    'Omo Child' looks at effort of African man to stop killings of ‘mingi’ children
    Video

    Video London’s Financial Crown at Risk as Rivals Eye Brexit Opportunities

    By most measures, London rivals New York as the only true global financial center. But Britain’s vote to leave the European Union – so-called ‘Brexit’ – means the city could lose its right to sell services tariff-free across the bloc, risking its position as Europe’s financial headquarters. Already some banks have said they may shift operations to the mainland. Henry Ridgwell reports from London.
    Video

    Video Recycling Lifeline for Lebanon’s Last Glassblowers

    In a small Lebanese coastal town, one family is preserving a craft that stretches back millennia. The art of glass blowing was developed by Phoenicians in the region, and the Khalifehs say they are the only ones keeping the skill alive in Lebanon. But despite teaming up with an eco-entrepreneur and receiving an unexpected boost from the country’s recent trash crisis the future remains uncertain. John Owens reports from Sarafand.
    Video

    Video Migrants Continue to Risk Lives Crossing US Border from Mexico

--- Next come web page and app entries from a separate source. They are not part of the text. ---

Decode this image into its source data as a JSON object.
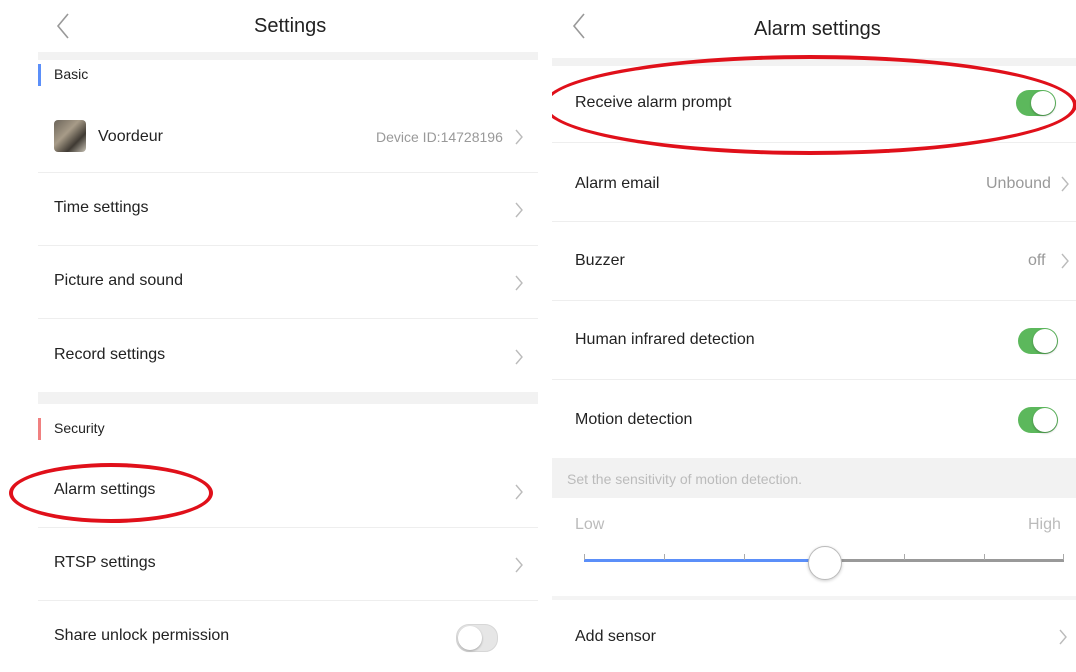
{
  "left": {
    "title": "Settings",
    "sections": {
      "basic": "Basic",
      "security": "Security"
    },
    "device": {
      "name": "Voordeur",
      "id": "Device ID:14728196"
    },
    "rows": {
      "time": "Time settings",
      "picture": "Picture and sound",
      "record": "Record settings",
      "alarm": "Alarm settings",
      "rtsp": "RTSP settings",
      "share": "Share unlock permission"
    },
    "share_toggle_on": false,
    "colors": {
      "basic_mark": "#5b8ff9",
      "security_mark": "#f08080"
    }
  },
  "right": {
    "title": "Alarm settings",
    "rows": {
      "receive": "Receive alarm prompt",
      "email": "Alarm email",
      "email_value": "Unbound",
      "buzzer": "Buzzer",
      "buzzer_value": "off",
      "infrared": "Human infrared detection",
      "motion": "Motion detection",
      "add_sensor": "Add sensor"
    },
    "toggles": {
      "receive": true,
      "infrared": true,
      "motion": true
    },
    "sensitivity": {
      "caption": "Set the sensitivity of motion detection.",
      "low": "Low",
      "high": "High",
      "level_fraction": 0.5
    },
    "colors": {
      "toggle_on": "#5cb85c",
      "slider_active": "#5b8ff9"
    }
  },
  "annotation_color": "#e0101a",
  "icons": [
    "back-chevron-icon",
    "chevron-right-icon"
  ]
}
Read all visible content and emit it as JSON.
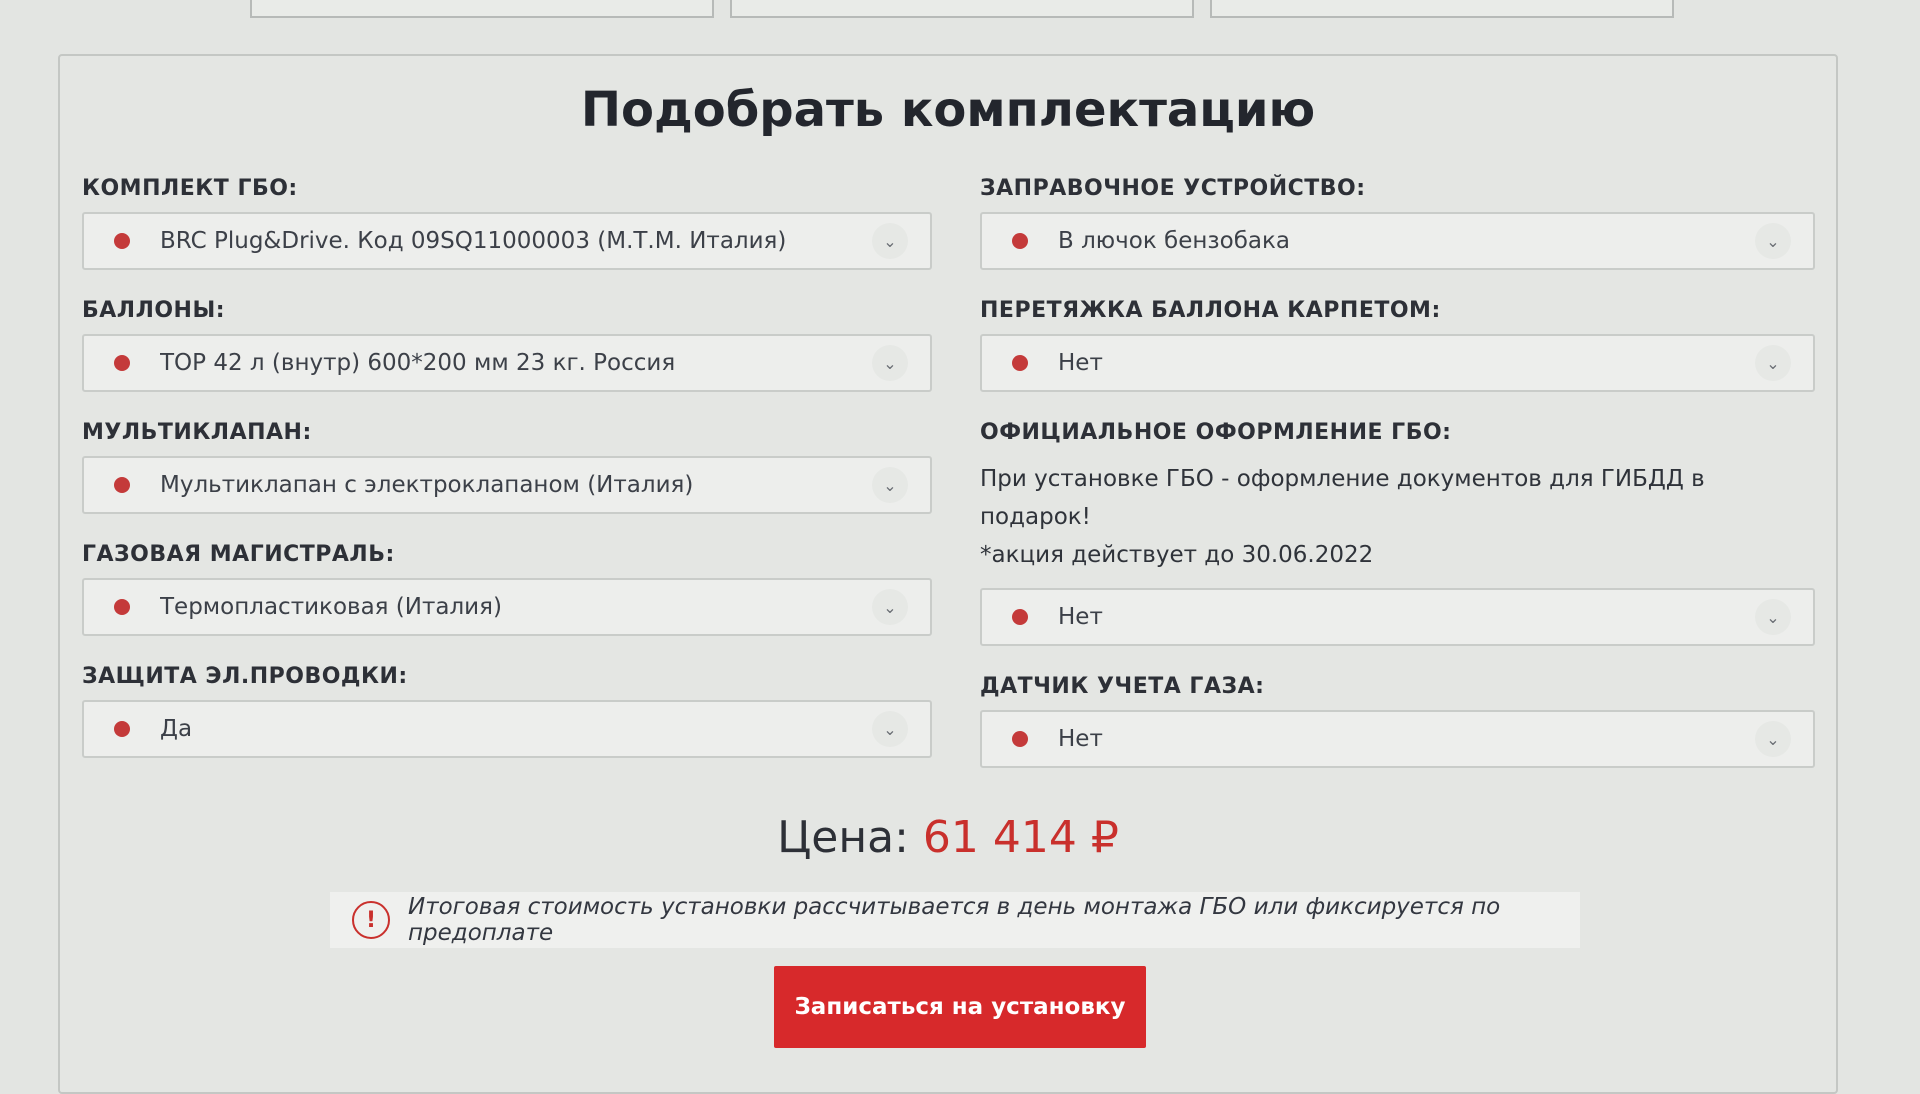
{
  "title": "Подобрать комплектацию",
  "left_fields": [
    {
      "label": "КОМПЛЕКТ ГБО:",
      "value": "BRC Plug&Drive. Код 09SQ11000003 (М.Т.М. Италия)"
    },
    {
      "label": "БАЛЛОНЫ:",
      "value": "TOP 42 л (внутр) 600*200 мм 23 кг. Россия"
    },
    {
      "label": "МУЛЬТИКЛАПАН:",
      "value": "Мультиклапан с электроклапаном (Италия)"
    },
    {
      "label": "ГАЗОВАЯ МАГИСТРАЛЬ:",
      "value": "Термопластиковая (Италия)"
    },
    {
      "label": "ЗАЩИТА ЭЛ.ПРОВОДКИ:",
      "value": "Да"
    }
  ],
  "right_fields": {
    "refuel": {
      "label": "ЗАПРАВОЧНОЕ УСТРОЙСТВО:",
      "value": "В лючок бензобака"
    },
    "carpet": {
      "label": "ПЕРЕТЯЖКА БАЛЛОНА КАРПЕТОМ:",
      "value": "Нет"
    },
    "official": {
      "label": "ОФИЦИАЛЬНОЕ ОФОРМЛЕНИЕ ГБО:",
      "info_line1": "При установке ГБО - оформление документов для ГИБДД в подарок!",
      "info_line2": "*акция действует до 30.06.2022",
      "value": "Нет"
    },
    "sensor": {
      "label": "ДАТЧИК УЧЕТА ГАЗА:",
      "value": "Нет"
    }
  },
  "price": {
    "label": "Цена:",
    "amount": "61 414 ₽"
  },
  "notice": {
    "icon": "!",
    "text": "Итоговая стоимость установки рассчитывается в день монтажа ГБО или фиксируется по предоплате"
  },
  "cta_label": "Записаться на установку",
  "colors": {
    "accent": "#d7292b",
    "price": "#c9302c",
    "dot": "#c43a3a"
  }
}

    In his speech Thursday before the Republican National Convention, the party’s presidential candidate, Donald Trump, reiterated his proposal to build a wall along the U.S.-Mexico border if elected. Polls show a large percentage of Americans support better control of the nation's southwestern border, but as VOA’s Greg Flakus reports from the border town of Nogales in the Mexican state of Sonora, the situation faced by people trying to cross the border is already daunting.
    Video

    Video In State of Emergency, Turkey’s Erdogan Focuses on Spiritual Movement

    The state of emergency that Turkish President Recep Tayyip Erdogan has declared is giving him even more power to expand a purge that has seen an estimated 60,000 people either arrested or suspended from their jobs. VOA Europe correspondent Luis Ramirez reports from Istanbul.
    Video

    Video Calm the Waters: US Doubles Down Diplomatic Efforts in ASEAN Meetings

    The United States is redoubling diplomatic efforts and looking to upcoming regional meetings to calm the waters after an international tribunal invalidated the legal basis of Beijing's extensive claims in the South China Sea. VOA State Department correspondent Nike Ching has the story.
    Video

    Video Scientists in Poland Race to Save Honeybees

    Honeybees are in danger worldwide. Causes of what's known as colony collapse disorder range from pesticides and loss of habitat to infections. But scientists in Poland say they are on track to finding a cure for one of the diseases. VOA’s George Putic reports.

    Special Report

    Adrift The Invisible African Diaspora